Artist: Frederick Arthur Bridgman (1847-1928)
Title: A Siesta
Medium: Oil on Canvas
I painted a large copy of this painting titled "Petite Somme" in 2001, because the girl in the painting greatly resembled my daughter in looks. Only later did I learn more about the content and message behind this painting. For one males would have never been allowed to enter the private chambers of females, which means that Bridgman painted a fantasy setting, using a model. Considering 19th century Europe such a painting would most likely have hung in a gentlemen room, thus it has sexual overtones.
There is a certain ambiguity to the scene, which allows the reader to create a narrative. Note the door for example, which is slightly ajar. Does it suggest that someone has entered the room and is spying on this sleeping beauty? ~ or perhaps the door is only half closed, as an open invitation to join her?
I never understood the monkey, because it is a rather uncommon thing to see in the Orient. So there had to be a symbolical meaning to it's inclusion. Monkeys symbolize licentiousness. It is thereby suggested that this pipe smoking young girl is lacking moral and perhaps sexual restraints. Keeping in mind that during the time that this painting was created Orientalist were making a killing on creating paintings that suggested barely dressed maidens in exotic harem settings, they were aiming their work at the sexual desires and fantasies of the male art buyer. So now the harmless pet monkey secretly hints at what type of girl we are looking at here.
Smoking a water pipe would have been a common thing in the Orient and the table with Turkish coffee for one, would suggest to me a time of relaxation and sweet dreams. Here it serves as a viewing guide. The eye is led from these items up to the girl, the girls arm and downward gaze pull the eye over the figure of the girl. In a time when European women were covered from head to toe, this is an invitation to savor this young girls beautiful body. Note how she is even missing a shoe!
So as you can see Bridgman has cleverly created a painting that allowed the viewer of the 19th century to spin their own exotic narrative.
©painted by Enzie Shahmiri
People who see the copy today, who know nothing about it's background tell me how much they love the vibrant colors of the painting, and say isn't that Natalie?
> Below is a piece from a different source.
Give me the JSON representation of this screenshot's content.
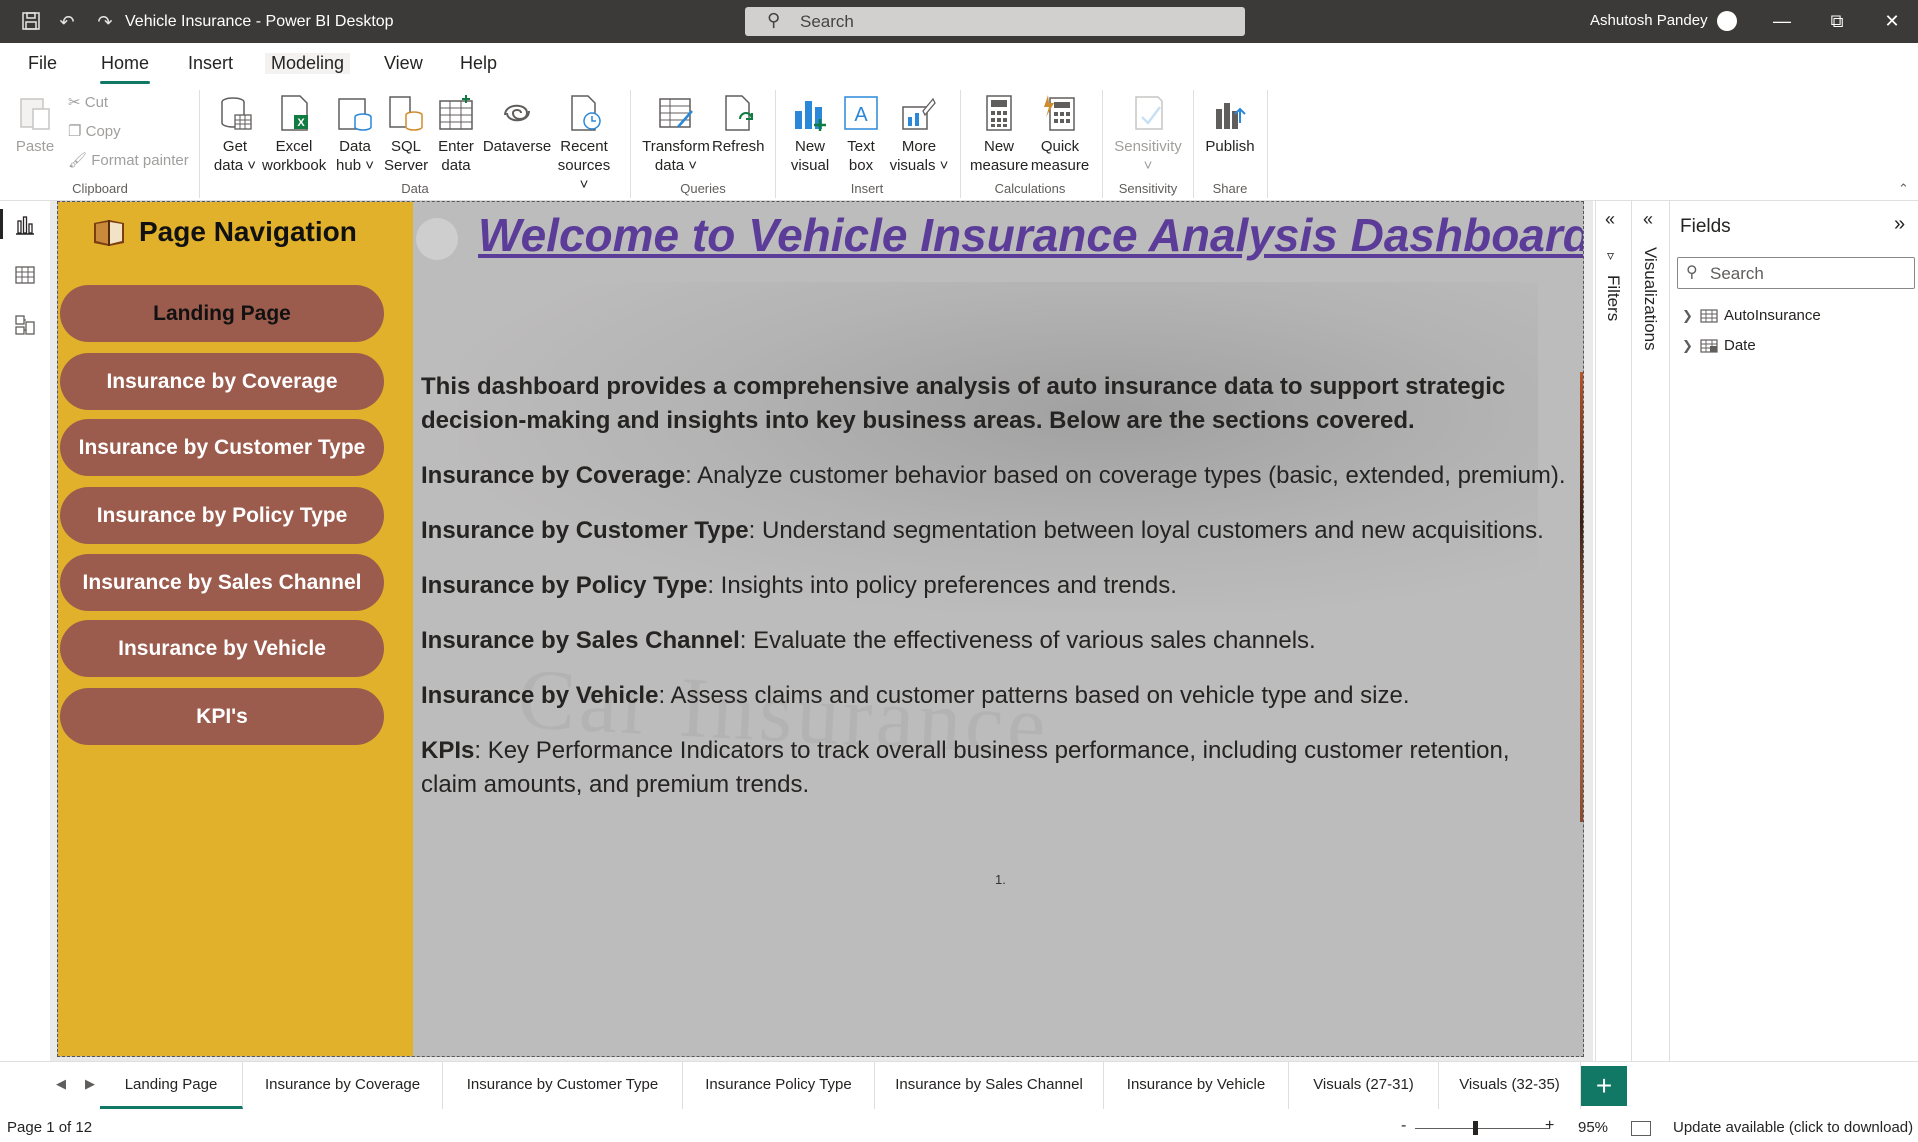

In the 20th century, all that people see is a young girl lying in a lushly colored setting. The hidden messages of Frederick Bridgman's Siesta are completely lost on them. Isn't it funny what a difference time makes!